• [Provided information]
"""

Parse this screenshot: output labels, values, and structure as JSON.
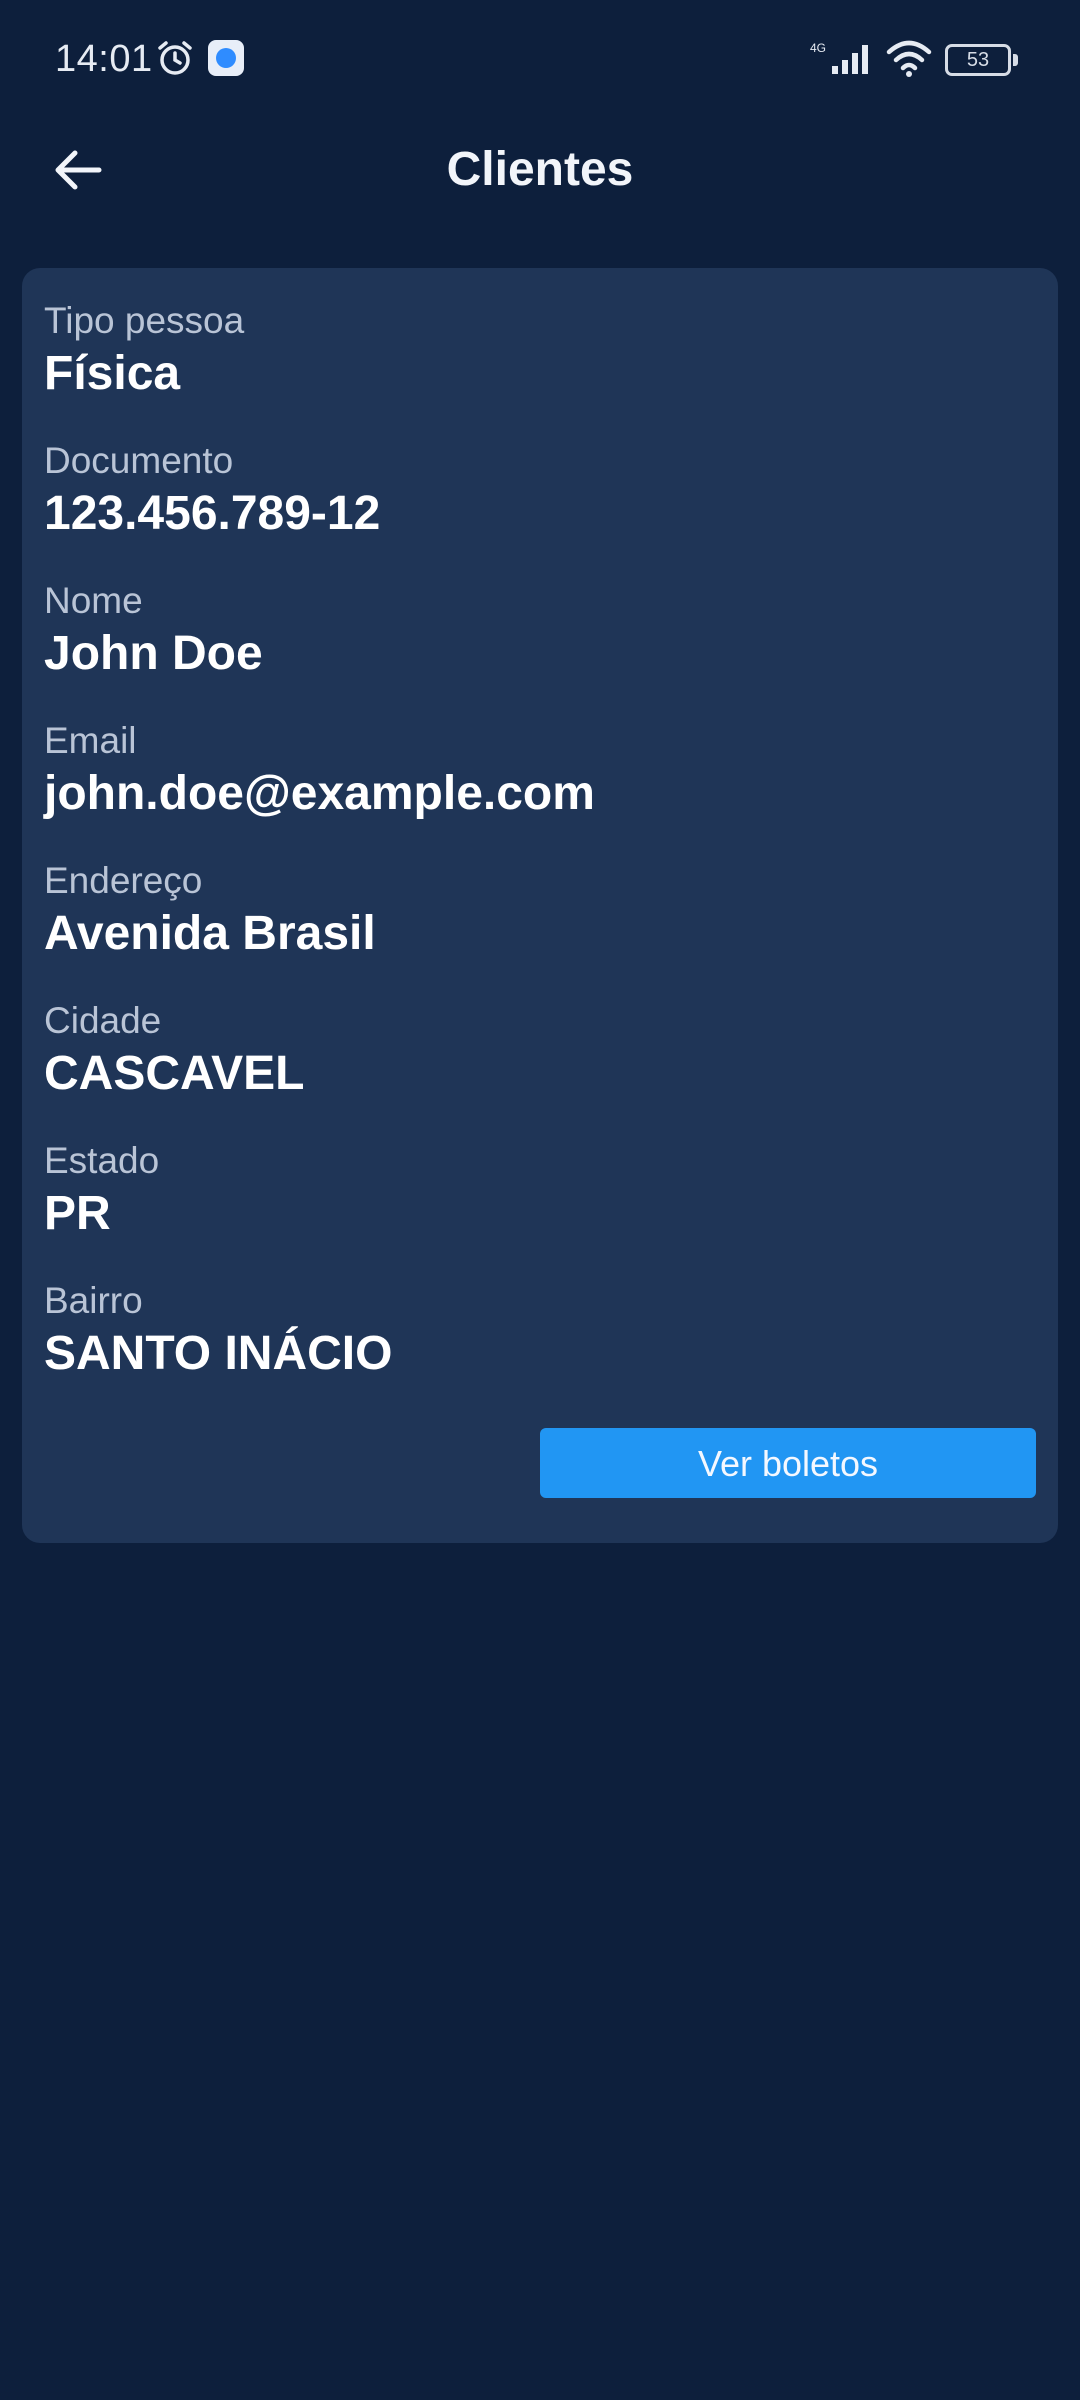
{
  "status_bar": {
    "time": "14:01",
    "network": "4G",
    "battery": "53",
    "icons": [
      "alarm-icon",
      "app-notification-icon",
      "signal-icon",
      "wifi-icon",
      "battery-icon"
    ]
  },
  "app_bar": {
    "title": "Clientes",
    "back_icon": "arrow-left-icon"
  },
  "client": {
    "fields": [
      {
        "label": "Tipo pessoa",
        "value": "Física"
      },
      {
        "label": "Documento",
        "value": "123.456.789-12"
      },
      {
        "label": "Nome",
        "value": "John Doe"
      },
      {
        "label": "Email",
        "value": "john.doe@example.com"
      },
      {
        "label": "Endereço",
        "value": "Avenida Brasil"
      },
      {
        "label": "Cidade",
        "value": "CASCAVEL"
      },
      {
        "label": "Estado",
        "value": "PR"
      },
      {
        "label": "Bairro",
        "value": "SANTO INÁCIO"
      }
    ],
    "action_label": "Ver boletos"
  },
  "colors": {
    "background": "#0d1f3c",
    "card": "#1f3557",
    "accent": "#2196f3",
    "label_text": "#b9c4d6",
    "value_text": "#ffffff"
  }
}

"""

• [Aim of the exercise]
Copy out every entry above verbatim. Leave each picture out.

• [Response for this exercise]
Parse this screenshot: output labels, values, and structure as JSON.
{
  "status_bar": {
    "time": "14:01",
    "network": "4G",
    "battery": "53",
    "icons": [
      "alarm-icon",
      "app-notification-icon",
      "signal-icon",
      "wifi-icon",
      "battery-icon"
    ]
  },
  "app_bar": {
    "title": "Clientes",
    "back_icon": "arrow-left-icon"
  },
  "client": {
    "fields": [
      {
        "label": "Tipo pessoa",
        "value": "Física"
      },
      {
        "label": "Documento",
        "value": "123.456.789-12"
      },
      {
        "label": "Nome",
        "value": "John Doe"
      },
      {
        "label": "Email",
        "value": "john.doe@example.com"
      },
      {
        "label": "Endereço",
        "value": "Avenida Brasil"
      },
      {
        "label": "Cidade",
        "value": "CASCAVEL"
      },
      {
        "label": "Estado",
        "value": "PR"
      },
      {
        "label": "Bairro",
        "value": "SANTO INÁCIO"
      }
    ],
    "action_label": "Ver boletos"
  },
  "colors": {
    "background": "#0d1f3c",
    "card": "#1f3557",
    "accent": "#2196f3",
    "label_text": "#b9c4d6",
    "value_text": "#ffffff"
  }
}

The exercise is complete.